The first page must have :

  • name and family name of the author on the first line,
  • place of work on the second line
  • theme of the article on the third line 
  • text of article on the fourth line

John Mill

Surgut State Pedagogical University

Theme of article

     Abstract. An abstract in English.

     Key words. Key words in English

     Text of article. Text of article. Text of article. Text of article. Text of article. Text of article. Text of article. Text of article. Text of article. Text of article. Text of article. Text of article. Text of article. Text of article. Text of article. Text of article. Text of article. Text of article. Text of article…

Tuesday, 10 March 2015

Sounds from dangerous places book with audio CDs: Chernobyl

‘Sonic Journalism’ is the aural equivalent of photojournalism. It describes the practice where field recordings play a major role in the discussion and documentation of places, issues and events and where listening to sounds of all kinds strongly informs the approach to research and following narratives whilst on location.

On two trips to Chernobyl in May 2006 and July 2007, Peter Cusak made many location recordings in and around the ‘exclusion zone’ in Ukraine. These include sounds of wildlife, radiometer bleeps, eerie rooms in the ghost town of Pripyat, work that still goes on around the nuclear reactors, and songs and poems of the traditional people of the affected area. Their stories are in many respects the least known of the disaster.

See and hear more at http://sounds-from-dangerous-places.org/chernobyl.html

Tuesday, 3 March 2015

"Waiting for the Sea": BBC article on the Aral Sea

It took just 40 years for the Aral Sea to dry up. Fishing ports suddenly found themselves in a desert.

But in one small part of the sea, water is returning...
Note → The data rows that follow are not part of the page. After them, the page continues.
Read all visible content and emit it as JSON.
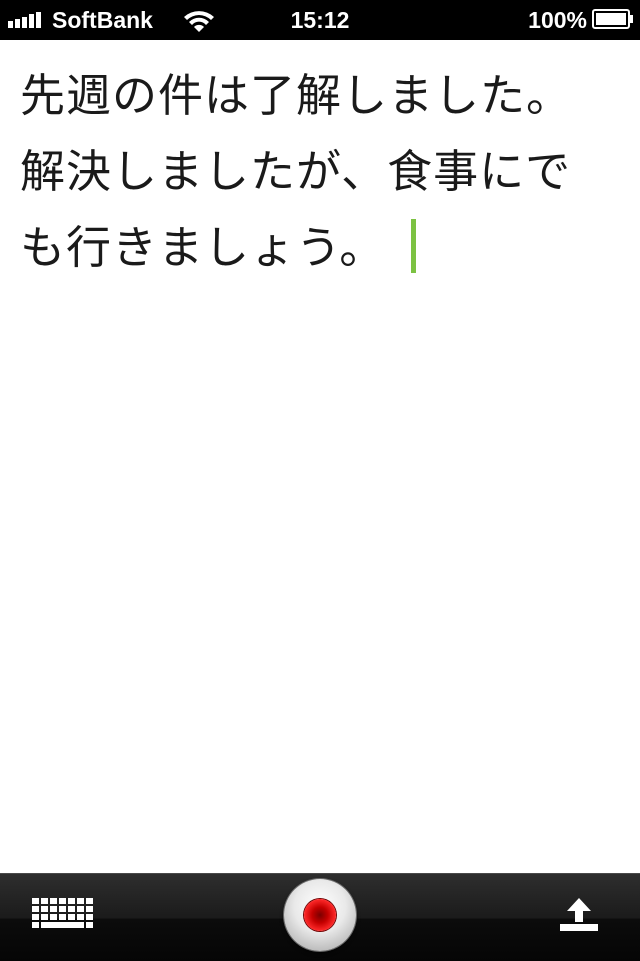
{
  "status_bar": {
    "carrier": "SoftBank",
    "time": "15:12",
    "battery_percent": "100%",
    "signal_icon": "signal-bars-icon",
    "wifi_icon": "wifi-icon",
    "battery_icon": "battery-full-icon"
  },
  "note": {
    "lines": [
      "先週の件は了解しました。",
      "解決しましたが、食事にで",
      "も行きましょう。"
    ],
    "cursor_color": "#7cc242"
  },
  "toolbar": {
    "keyboard_icon": "keyboard-icon",
    "record_icon": "record-icon",
    "share_icon": "share-upload-icon",
    "record_color": "#d40000"
  }
}
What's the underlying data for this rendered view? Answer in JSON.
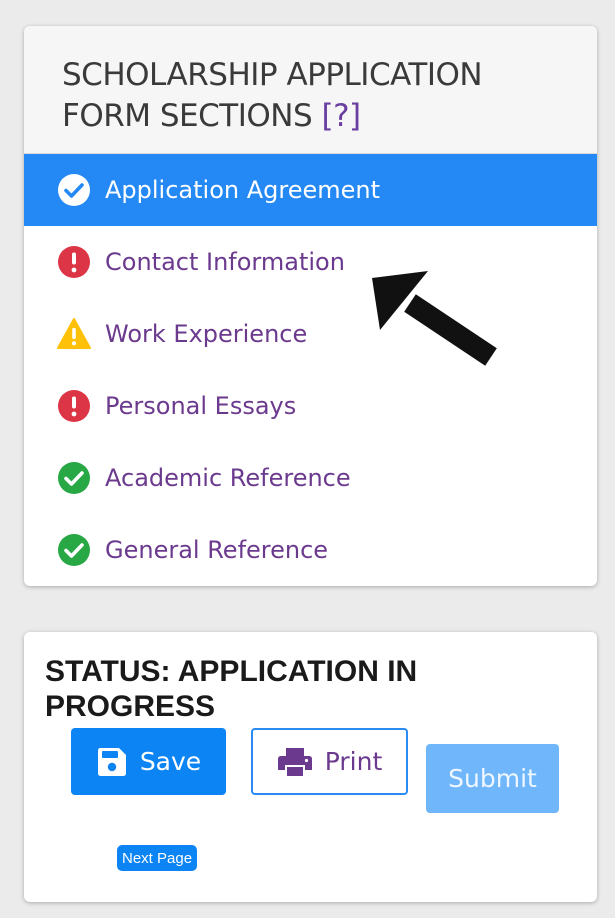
{
  "sections": {
    "title": "SCHOLARSHIP APPLICATION FORM SECTIONS",
    "help_label": "[?]",
    "items": [
      {
        "label": "Application Agreement",
        "status_icon": "check-circle-icon",
        "active": true
      },
      {
        "label": "Contact Information",
        "status_icon": "error-circle-icon",
        "active": false
      },
      {
        "label": "Work Experience",
        "status_icon": "warning-triangle-icon",
        "active": false
      },
      {
        "label": "Personal Essays",
        "status_icon": "error-circle-icon",
        "active": false
      },
      {
        "label": "Academic Reference",
        "status_icon": "check-circle-icon",
        "active": false
      },
      {
        "label": "General Reference",
        "status_icon": "check-circle-icon",
        "active": false
      }
    ]
  },
  "status": {
    "title": "STATUS: APPLICATION IN PROGRESS",
    "save_label": "Save",
    "print_label": "Print",
    "submit_label": "Submit",
    "next_page_label": "Next Page"
  },
  "colors": {
    "accent": "#2589f5",
    "item_text": "#6b3a8e",
    "error": "#dc3545",
    "warning": "#ffc107",
    "success": "#28a745"
  }
}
Read the full article (published 25.2.15) on the BBC website at http://www.bbc.co.uk/news/magazine-31588720

Call For Papers: "Global Environmental Histories from Below"

Global Environmental Histories from Below
Call for Papers
Special Issue of
Resilience: A Journal of the Environmental Humanities

Robert Morrissey and Roderick Wilson, editors

We seek submissions for a special, peer-reviewed issue focusing on “Global Environmental Histories from Below” -- by which we mean historical work that tells the history of environmental, social, and cultural change from the bottom up.  Aiming for a truly global conversation, we hope to bring together scholars with a broad range of geographical and temporal concerns for a mix of essays that will be both methodological and topical.  Digging below the level of empire and nation-state, this special issue will draw on local case studies from around the world to imagine and develop a set of frameworks for telling global environmental histories from a grassroots perspective. 

Submissions should feature the viewpoint of the voiceless, underrepresented, or socially marginalized wherever possible. They might come at “the below” from a variety of angles, including but not limited to the following:

Indigenous environmental histories: work that addresses the intersection of native peoples and their historical relations with local, regional and interregional environments; 

 Environmental histories of agriculture and fishing: work that might range from agronomy to farming the sea to explore the long and complex history people have shared with plants, animals, and other historical actors at a variety of scales; 
 Vernacular knowledges: work that explores how tacit knowledge of the environment is learned and transmitted and how local bodies of knowledge have been changed or lost with the introduction of scientific management of natural environments.

Submissions should be no more than 7000 words, including notes.

Deadline for submissions is May 15, 2015.

For further information please contact Bob Morrissey at rmorriss@illinois.edu and Rod Wilson at riwilson@illinois.edu.